Your response should reproduce every line of the entries that contains the word "icon".

Entries from a dataset of interfaces:
[Start of Attachment]

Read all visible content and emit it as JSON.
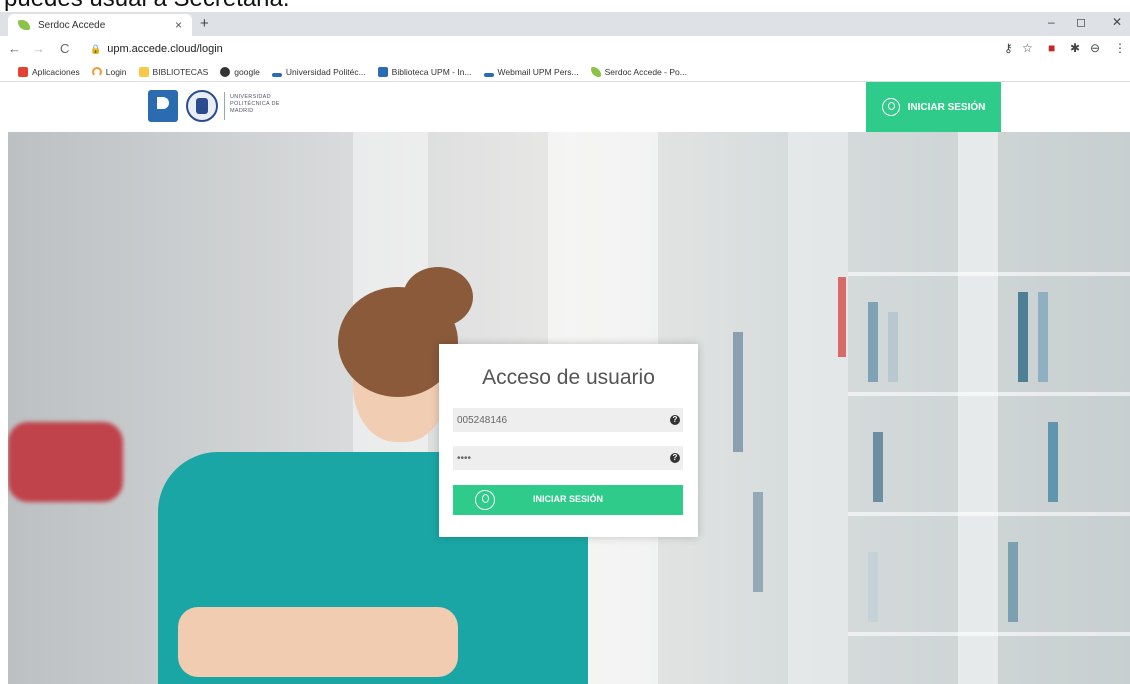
{
  "doc": {
    "cutoff_text": "puedes usual a Secretaria."
  },
  "browser": {
    "tab_title": "Serdoc Accede",
    "tab_close": "×",
    "new_tab": "+",
    "url": "upm.accede.cloud/login",
    "bookmarks": [
      {
        "label": "Aplicaciones",
        "icon": "apps-grid-icon",
        "color": "#e34234"
      },
      {
        "label": "Login",
        "icon": "login-arc-icon",
        "color": "#f29a2e"
      },
      {
        "label": "BIBLIOTECAS",
        "icon": "folder-icon",
        "color": "#f7c948"
      },
      {
        "label": "google",
        "icon": "globe-icon",
        "color": "#333333"
      },
      {
        "label": "Universidad Politéc...",
        "icon": "upload-icon",
        "color": "#2b6cb0"
      },
      {
        "label": "Biblioteca UPM - In...",
        "icon": "book-icon",
        "color": "#2b6cb0"
      },
      {
        "label": "Webmail UPM Pers...",
        "icon": "upload-icon",
        "color": "#2b6cb0"
      },
      {
        "label": "Serdoc Accede - Po...",
        "icon": "leaf-icon",
        "color": "#8bc34a"
      }
    ]
  },
  "header": {
    "university": "UNIVERSIDAD POLITÉCNICA DE MADRID",
    "login_label": "INICIAR SESIÓN"
  },
  "login": {
    "title": "Acceso de usuario",
    "username_value": "005248146",
    "password_value": "••••",
    "submit_label": "INICIAR SESIÓN",
    "help_glyph": "?"
  },
  "colors": {
    "accent": "#2fcb8b"
  }
}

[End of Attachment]

> **RESULT OF THIS TASK**:
        "icon": "apps-grid-icon",
        "icon": "login-arc-icon",
        "icon": "folder-icon",
        "icon": "globe-icon",
        "icon": "upload-icon",
        "icon": "book-icon",
        "icon": "upload-icon",
        "icon": "leaf-icon",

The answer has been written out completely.